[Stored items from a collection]
Start of Block

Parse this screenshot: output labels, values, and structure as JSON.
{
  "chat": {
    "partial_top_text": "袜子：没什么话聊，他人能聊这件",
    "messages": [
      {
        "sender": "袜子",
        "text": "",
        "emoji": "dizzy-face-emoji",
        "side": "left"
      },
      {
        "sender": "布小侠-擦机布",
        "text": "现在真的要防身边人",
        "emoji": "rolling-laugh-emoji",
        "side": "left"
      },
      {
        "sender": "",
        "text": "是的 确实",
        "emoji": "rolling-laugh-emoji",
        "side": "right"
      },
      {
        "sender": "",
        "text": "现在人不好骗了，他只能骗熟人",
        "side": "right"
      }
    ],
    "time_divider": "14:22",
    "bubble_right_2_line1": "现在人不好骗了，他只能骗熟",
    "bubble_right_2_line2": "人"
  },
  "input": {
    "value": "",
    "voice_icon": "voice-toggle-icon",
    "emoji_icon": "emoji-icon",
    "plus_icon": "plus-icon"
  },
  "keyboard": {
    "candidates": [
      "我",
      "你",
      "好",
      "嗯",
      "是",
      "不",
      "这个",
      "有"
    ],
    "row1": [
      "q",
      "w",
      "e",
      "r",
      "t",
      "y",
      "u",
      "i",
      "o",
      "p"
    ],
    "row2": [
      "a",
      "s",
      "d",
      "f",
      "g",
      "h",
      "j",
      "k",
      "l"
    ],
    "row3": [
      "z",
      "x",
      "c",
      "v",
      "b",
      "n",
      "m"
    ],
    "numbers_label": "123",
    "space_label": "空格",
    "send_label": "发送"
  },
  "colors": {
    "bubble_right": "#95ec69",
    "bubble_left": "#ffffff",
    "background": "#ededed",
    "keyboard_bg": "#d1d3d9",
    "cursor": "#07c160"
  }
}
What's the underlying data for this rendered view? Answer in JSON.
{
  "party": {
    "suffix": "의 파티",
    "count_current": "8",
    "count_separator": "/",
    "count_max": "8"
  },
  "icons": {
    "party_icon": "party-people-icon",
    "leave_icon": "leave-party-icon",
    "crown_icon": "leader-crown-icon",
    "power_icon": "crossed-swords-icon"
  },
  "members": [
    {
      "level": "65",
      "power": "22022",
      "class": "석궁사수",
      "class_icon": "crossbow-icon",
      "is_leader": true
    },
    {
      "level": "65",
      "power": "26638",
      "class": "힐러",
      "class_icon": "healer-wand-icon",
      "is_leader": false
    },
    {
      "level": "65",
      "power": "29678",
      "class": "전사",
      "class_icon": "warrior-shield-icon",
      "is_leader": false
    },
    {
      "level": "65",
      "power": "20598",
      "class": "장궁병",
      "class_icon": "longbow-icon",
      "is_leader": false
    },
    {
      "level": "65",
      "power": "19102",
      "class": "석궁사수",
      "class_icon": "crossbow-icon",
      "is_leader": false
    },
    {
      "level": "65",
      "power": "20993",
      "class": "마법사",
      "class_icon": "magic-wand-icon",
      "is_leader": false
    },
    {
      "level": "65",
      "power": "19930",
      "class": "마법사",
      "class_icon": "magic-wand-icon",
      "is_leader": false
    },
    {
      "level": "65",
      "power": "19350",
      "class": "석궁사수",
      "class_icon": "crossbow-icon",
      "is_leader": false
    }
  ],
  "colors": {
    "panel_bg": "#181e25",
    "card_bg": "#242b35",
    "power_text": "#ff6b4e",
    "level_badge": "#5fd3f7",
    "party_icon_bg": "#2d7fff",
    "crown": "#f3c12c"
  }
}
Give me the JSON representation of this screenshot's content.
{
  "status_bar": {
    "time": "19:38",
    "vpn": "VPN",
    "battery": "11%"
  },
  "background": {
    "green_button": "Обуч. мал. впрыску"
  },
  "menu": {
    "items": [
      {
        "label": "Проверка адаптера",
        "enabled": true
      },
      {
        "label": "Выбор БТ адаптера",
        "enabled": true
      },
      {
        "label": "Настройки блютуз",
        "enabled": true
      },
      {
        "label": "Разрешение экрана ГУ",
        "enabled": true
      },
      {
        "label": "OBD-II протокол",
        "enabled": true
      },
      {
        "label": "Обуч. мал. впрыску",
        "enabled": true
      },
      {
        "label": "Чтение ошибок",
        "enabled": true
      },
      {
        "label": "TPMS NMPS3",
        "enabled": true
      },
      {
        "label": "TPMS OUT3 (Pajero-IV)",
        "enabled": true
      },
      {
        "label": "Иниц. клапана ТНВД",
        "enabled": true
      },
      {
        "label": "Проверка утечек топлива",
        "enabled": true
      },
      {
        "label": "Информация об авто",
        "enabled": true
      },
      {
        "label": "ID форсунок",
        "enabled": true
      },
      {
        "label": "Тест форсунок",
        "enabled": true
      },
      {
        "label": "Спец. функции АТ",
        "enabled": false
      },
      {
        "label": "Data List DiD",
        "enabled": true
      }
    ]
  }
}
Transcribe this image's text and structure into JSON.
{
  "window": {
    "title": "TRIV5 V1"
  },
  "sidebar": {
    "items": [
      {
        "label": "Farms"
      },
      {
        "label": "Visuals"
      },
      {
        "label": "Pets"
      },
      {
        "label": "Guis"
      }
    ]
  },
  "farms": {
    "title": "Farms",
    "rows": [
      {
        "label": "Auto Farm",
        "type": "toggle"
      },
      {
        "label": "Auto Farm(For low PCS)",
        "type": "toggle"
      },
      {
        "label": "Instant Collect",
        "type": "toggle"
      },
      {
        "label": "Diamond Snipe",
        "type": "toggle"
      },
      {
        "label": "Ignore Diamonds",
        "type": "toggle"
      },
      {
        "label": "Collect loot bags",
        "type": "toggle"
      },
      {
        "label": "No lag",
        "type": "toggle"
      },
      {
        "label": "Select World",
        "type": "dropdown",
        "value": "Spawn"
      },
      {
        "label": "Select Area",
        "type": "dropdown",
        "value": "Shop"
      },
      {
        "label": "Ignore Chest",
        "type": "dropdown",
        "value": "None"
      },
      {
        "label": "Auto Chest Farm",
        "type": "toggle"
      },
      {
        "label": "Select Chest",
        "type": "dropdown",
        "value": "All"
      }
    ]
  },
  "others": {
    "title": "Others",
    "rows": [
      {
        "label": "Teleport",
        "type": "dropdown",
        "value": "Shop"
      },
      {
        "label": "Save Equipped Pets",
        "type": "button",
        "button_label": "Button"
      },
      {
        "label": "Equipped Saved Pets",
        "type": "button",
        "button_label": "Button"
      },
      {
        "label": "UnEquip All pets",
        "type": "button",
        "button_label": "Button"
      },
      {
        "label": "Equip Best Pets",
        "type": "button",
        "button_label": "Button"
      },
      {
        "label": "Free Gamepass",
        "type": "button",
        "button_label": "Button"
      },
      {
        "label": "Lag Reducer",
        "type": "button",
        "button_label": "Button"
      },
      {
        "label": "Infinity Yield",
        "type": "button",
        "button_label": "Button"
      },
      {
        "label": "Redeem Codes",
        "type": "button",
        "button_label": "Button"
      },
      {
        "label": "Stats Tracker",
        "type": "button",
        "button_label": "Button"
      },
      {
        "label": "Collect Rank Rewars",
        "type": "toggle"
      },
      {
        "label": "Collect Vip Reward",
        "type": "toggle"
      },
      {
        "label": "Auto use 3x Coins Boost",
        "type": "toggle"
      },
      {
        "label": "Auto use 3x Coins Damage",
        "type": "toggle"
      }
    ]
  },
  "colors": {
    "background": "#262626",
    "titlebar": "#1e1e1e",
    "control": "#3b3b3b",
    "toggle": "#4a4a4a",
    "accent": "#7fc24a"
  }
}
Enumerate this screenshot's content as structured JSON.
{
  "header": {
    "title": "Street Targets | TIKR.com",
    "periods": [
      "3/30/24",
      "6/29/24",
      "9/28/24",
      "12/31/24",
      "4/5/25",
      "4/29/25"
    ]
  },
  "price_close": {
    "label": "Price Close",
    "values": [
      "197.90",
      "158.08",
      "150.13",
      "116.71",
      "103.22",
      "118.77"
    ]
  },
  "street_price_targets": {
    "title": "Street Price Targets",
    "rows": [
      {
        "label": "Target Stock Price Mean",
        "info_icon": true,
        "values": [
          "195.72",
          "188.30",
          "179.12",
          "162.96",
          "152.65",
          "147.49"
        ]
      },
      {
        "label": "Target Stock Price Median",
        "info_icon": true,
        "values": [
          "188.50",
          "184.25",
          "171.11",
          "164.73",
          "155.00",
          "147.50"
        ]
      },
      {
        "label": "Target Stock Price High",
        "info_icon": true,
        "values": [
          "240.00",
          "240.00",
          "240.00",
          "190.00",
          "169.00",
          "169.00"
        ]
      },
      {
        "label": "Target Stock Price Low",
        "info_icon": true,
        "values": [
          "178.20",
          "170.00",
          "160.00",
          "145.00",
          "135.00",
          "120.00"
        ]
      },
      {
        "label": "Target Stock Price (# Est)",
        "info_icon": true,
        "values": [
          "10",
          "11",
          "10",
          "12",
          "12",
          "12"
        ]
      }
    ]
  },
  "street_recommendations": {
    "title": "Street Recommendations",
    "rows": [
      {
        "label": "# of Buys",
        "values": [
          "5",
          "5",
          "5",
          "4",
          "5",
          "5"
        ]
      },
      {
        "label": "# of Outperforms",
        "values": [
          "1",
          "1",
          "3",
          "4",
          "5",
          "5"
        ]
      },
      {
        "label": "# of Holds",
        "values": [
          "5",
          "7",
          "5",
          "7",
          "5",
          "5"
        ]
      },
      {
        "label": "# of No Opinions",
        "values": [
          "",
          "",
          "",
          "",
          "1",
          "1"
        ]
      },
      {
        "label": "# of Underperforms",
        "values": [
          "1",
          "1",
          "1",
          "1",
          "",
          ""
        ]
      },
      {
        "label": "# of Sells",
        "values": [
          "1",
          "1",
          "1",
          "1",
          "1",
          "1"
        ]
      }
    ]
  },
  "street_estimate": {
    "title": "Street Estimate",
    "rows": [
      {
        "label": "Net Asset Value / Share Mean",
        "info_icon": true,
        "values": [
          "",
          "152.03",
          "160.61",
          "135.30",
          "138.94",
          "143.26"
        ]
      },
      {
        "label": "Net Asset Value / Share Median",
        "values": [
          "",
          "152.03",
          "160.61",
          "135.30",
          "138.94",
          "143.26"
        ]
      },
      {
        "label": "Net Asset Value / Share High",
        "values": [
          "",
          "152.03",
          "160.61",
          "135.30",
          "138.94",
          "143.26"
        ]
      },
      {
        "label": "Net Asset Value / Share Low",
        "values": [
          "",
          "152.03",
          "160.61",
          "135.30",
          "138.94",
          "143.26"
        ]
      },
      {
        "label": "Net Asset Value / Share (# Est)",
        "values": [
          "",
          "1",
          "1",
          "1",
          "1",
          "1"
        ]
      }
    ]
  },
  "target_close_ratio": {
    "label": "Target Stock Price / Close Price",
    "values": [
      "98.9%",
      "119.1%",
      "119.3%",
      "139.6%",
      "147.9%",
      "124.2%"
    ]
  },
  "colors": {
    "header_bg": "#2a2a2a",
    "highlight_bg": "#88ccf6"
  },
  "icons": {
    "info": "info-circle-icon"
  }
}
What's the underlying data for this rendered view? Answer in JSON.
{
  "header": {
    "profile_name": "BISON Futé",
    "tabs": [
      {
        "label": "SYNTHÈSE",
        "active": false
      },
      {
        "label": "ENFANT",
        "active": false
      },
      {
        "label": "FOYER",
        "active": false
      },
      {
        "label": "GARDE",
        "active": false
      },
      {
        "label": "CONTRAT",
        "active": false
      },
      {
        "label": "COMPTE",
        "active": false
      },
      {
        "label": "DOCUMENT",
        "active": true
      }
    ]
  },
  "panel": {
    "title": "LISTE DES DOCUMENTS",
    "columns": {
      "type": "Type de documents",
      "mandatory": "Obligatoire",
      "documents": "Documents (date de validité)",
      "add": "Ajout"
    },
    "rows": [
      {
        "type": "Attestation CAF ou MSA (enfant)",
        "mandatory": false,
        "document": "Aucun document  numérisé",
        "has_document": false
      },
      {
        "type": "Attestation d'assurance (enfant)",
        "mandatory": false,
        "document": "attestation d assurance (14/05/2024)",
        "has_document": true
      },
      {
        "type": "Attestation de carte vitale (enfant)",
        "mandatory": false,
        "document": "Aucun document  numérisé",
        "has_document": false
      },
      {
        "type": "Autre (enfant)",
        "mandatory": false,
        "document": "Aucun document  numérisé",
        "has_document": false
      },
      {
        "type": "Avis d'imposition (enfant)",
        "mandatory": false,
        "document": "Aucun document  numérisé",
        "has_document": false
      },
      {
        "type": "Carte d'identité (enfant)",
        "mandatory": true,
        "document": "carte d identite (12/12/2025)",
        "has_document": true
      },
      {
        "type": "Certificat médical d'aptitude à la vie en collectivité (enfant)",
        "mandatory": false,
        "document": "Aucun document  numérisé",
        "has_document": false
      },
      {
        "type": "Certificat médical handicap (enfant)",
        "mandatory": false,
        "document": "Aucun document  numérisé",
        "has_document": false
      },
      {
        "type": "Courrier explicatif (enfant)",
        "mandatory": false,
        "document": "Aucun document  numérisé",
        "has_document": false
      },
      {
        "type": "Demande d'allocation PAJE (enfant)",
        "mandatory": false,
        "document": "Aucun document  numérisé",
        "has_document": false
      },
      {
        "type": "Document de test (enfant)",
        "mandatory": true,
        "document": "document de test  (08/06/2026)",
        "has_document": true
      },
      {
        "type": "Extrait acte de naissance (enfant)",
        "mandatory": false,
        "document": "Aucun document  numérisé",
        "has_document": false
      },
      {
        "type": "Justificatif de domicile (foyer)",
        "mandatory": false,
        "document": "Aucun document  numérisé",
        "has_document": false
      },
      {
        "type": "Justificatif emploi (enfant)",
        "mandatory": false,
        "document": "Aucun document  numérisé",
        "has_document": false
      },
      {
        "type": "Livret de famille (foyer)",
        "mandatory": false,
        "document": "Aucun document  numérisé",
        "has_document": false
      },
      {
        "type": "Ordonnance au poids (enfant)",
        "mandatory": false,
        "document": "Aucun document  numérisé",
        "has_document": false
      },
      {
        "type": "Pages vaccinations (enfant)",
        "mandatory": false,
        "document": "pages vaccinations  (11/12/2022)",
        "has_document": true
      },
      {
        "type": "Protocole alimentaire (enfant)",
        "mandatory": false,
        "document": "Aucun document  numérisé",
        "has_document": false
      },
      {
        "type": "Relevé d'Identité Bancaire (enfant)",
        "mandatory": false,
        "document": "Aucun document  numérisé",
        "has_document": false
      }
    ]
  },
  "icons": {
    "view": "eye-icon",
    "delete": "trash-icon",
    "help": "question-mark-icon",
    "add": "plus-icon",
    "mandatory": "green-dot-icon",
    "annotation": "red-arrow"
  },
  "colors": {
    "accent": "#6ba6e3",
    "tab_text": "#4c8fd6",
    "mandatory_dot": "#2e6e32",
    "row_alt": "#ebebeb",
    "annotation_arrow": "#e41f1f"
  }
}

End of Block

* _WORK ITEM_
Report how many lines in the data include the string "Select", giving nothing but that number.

* _ANSWER TO THIS TASK_
3